A second disciple is told not to “go back to bury his dead” (vv. 59-60). This has nothing to do with disobeying the fourth commandment, which remains ever valid and is a commandment that makes us holy. Rather, it is a summons to obey, above all, the first commandment: to love God above all things. The same thing happens with the third disciple, who is called to follow Christ resolutely and with an undivided heart, without “looking back”, not even to say farewell to the members of his family (cf. vv. 61-62).
Dear families, you too have been asked not to have other priorities, not to “look back”, to miss your former life, your former freedom, with its deceptive illusions. Life becomes “fossilized” when it is not open to the newness of God's call and pines for the past. Missing the past and not being open to the newness that God sends always “fossilizes” us; it hardens us and does not make us more human.

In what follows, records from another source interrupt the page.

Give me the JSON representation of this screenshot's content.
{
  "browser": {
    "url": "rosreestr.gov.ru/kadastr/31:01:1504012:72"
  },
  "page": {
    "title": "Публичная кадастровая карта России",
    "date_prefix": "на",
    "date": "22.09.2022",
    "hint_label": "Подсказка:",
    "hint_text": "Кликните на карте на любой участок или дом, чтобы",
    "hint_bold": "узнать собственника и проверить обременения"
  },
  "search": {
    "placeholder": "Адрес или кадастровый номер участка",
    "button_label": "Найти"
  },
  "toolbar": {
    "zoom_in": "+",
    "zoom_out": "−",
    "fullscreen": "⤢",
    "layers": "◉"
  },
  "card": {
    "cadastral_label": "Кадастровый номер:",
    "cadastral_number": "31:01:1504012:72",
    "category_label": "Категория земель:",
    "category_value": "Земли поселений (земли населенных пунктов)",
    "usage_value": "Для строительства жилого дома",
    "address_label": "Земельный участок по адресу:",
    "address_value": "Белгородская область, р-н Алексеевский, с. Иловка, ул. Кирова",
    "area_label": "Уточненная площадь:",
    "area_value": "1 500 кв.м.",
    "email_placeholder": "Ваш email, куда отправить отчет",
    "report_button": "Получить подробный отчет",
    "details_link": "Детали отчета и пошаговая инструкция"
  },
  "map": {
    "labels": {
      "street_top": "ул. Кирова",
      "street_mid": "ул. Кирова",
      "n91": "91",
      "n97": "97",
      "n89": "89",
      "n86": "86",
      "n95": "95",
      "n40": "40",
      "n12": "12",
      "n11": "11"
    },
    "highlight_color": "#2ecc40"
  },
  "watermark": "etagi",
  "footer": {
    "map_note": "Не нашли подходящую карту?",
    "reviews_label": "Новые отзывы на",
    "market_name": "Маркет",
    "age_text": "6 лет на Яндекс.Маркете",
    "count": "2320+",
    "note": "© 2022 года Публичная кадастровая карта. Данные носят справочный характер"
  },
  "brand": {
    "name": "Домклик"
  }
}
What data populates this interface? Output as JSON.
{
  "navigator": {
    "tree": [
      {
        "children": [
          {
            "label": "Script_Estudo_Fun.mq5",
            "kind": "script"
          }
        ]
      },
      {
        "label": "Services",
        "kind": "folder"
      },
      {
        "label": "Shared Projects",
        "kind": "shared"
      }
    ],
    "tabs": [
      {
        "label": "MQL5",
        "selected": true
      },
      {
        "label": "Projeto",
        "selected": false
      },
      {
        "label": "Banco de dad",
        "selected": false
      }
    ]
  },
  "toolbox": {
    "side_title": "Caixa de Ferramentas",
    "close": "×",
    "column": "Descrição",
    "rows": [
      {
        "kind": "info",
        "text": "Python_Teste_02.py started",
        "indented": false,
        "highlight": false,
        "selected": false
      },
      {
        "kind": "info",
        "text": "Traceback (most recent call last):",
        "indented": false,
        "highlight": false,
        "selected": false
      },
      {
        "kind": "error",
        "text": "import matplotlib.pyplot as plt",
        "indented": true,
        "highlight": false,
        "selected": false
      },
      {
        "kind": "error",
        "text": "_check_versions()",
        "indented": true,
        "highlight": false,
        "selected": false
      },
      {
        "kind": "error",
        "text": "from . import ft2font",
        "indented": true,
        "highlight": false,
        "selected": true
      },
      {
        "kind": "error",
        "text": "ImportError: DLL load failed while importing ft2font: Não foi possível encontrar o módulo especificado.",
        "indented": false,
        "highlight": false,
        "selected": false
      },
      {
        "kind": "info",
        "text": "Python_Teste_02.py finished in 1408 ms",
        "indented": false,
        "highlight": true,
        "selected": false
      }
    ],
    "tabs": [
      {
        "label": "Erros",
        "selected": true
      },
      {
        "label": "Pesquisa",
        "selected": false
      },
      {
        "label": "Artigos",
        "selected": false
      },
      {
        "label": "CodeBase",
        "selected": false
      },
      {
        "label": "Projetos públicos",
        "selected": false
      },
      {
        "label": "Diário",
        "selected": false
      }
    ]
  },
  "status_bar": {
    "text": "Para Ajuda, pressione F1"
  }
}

When Jesus calls, also in the case of marriage and family life, he asks us to keep looking ahead, and he always precedes us on the way. He always precedes us in love and service. And those who follow him will not be disappointed!

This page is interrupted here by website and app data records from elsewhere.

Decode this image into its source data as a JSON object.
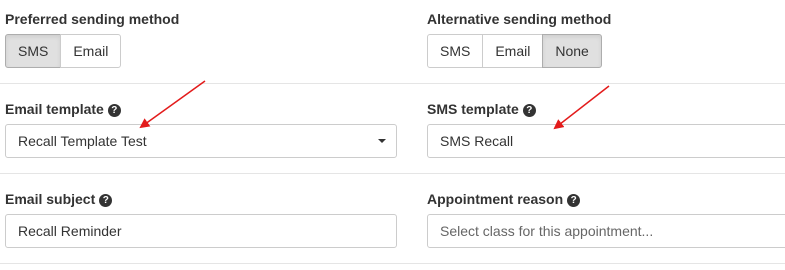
{
  "preferred": {
    "label": "Preferred sending method",
    "options": [
      "SMS",
      "Email"
    ],
    "selected": "SMS"
  },
  "alternative": {
    "label": "Alternative sending method",
    "options": [
      "SMS",
      "Email",
      "None"
    ],
    "selected": "None"
  },
  "email_template": {
    "label": "Email template",
    "value": "Recall Template Test"
  },
  "sms_template": {
    "label": "SMS template",
    "value": "SMS Recall"
  },
  "email_subject": {
    "label": "Email subject",
    "value": "Recall Reminder"
  },
  "appointment_reason": {
    "label": "Appointment reason",
    "placeholder": "Select class for this appointment..."
  },
  "help_glyph": "?",
  "icons": {
    "help": "question-circle-icon",
    "caret": "caret-down-icon"
  },
  "annotation_color": "#e31b1b"
}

Dear brothers and sisters, providentially, the readings of today’s liturgy speak of vocation, which is the theme of this Tenth World Meeting of Families: “Family Love: a Vocation and a Path to Holiness”. Strengthened by those words of life, I encourage you to take up with renewed conviction the journey of family love, sharing with all the members of your families the joy of this calling. It is not an easy journey: there will be dark moments, moments of difficulty in which we will think that it is all over. May the love you share with one another be always open, directed outwards, capable of “touching” the weak and wounded, the frail in body and the frail in spirit, and all whom you meet along the way. For love, including family love, is purified and strengthened whenever it is shared with others.
Betting on family love is courageous: it takes courage to marry. We see many young people who do not have the courage to marry and many times mothers say to me: “Do something, speak to my son, he will not marry, he is thirty-seven years old!” – “But, madam, stop ironing his shirts, start to send him away little by little so that he will leave the nest”. Family love pushes the children to fly; it teaches them to fly and pushes them to do so. It is not possessive: it always about freedom. In the moments of difficulty and crisis – every family has them – please do not take the easy way: “I am going home to mommy”. No, move forward with this courageous bet. There will be difficult moments, there will be tough moments, but always move forward. Your husband, your wife, has that spark of love that you felt in the beginning: release it from within and rediscover love. This will help in moments of crisis.
The Church is with you; indeed, the Church is in you! For the Church was born of a family, the Holy Family of Nazareth, and is made up mostly of families. May the Lord help you each day to persevere in unity, peace, joy, and in moments of difficulty, that faithful perseverance, which makes us live better and shows everyone that God is love and communion of life.